WORK REQUIRED: All of the listing is to be written out word for word, with the pictures left out.

== SUPPLIED DATA

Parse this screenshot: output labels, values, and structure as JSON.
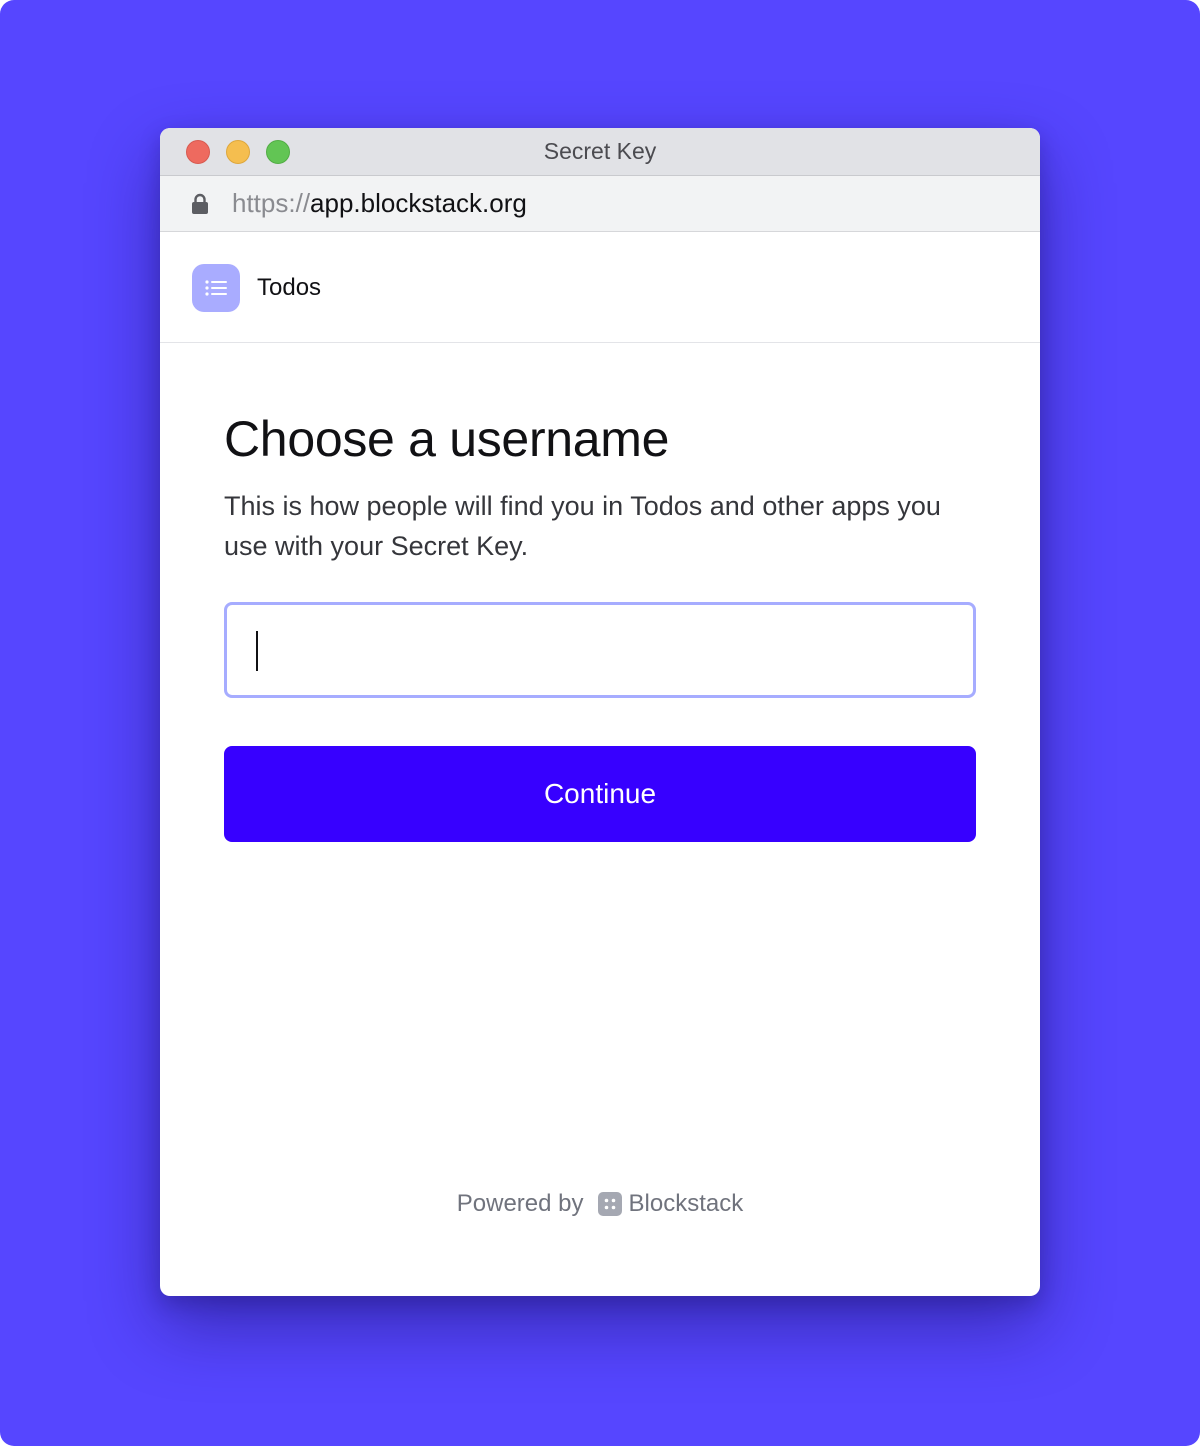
{
  "window": {
    "title": "Secret Key",
    "url_scheme": "https://",
    "url_host": "app.blockstack.org"
  },
  "app": {
    "name": "Todos",
    "icon": "list-icon"
  },
  "main": {
    "heading": "Choose a username",
    "description": "This is how people will find you in Todos and other apps you use with your Secret Key.",
    "username_value": "",
    "continue_label": "Continue"
  },
  "footer": {
    "powered_by": "Powered by",
    "brand": "Blockstack",
    "brand_icon": "blockstack-icon"
  },
  "colors": {
    "background": "#5646ff",
    "accent": "#3700ff",
    "input_focus_border": "#a6acff",
    "app_icon_bg": "#a9acff"
  }
}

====

RESULT BELOW:
Parse this screenshot: output labels, values, and structure as JSON.
{
  "window": {
    "title": "Secret Key",
    "url_scheme": "https://",
    "url_host": "app.blockstack.org"
  },
  "app": {
    "name": "Todos",
    "icon": "list-icon"
  },
  "main": {
    "heading": "Choose a username",
    "description": "This is how people will find you in Todos and other apps you use with your Secret Key.",
    "username_value": "",
    "continue_label": "Continue"
  },
  "footer": {
    "powered_by": "Powered by",
    "brand": "Blockstack",
    "brand_icon": "blockstack-icon"
  },
  "colors": {
    "background": "#5646ff",
    "accent": "#3700ff",
    "input_focus_border": "#a6acff",
    "app_icon_bg": "#a9acff"
  }
}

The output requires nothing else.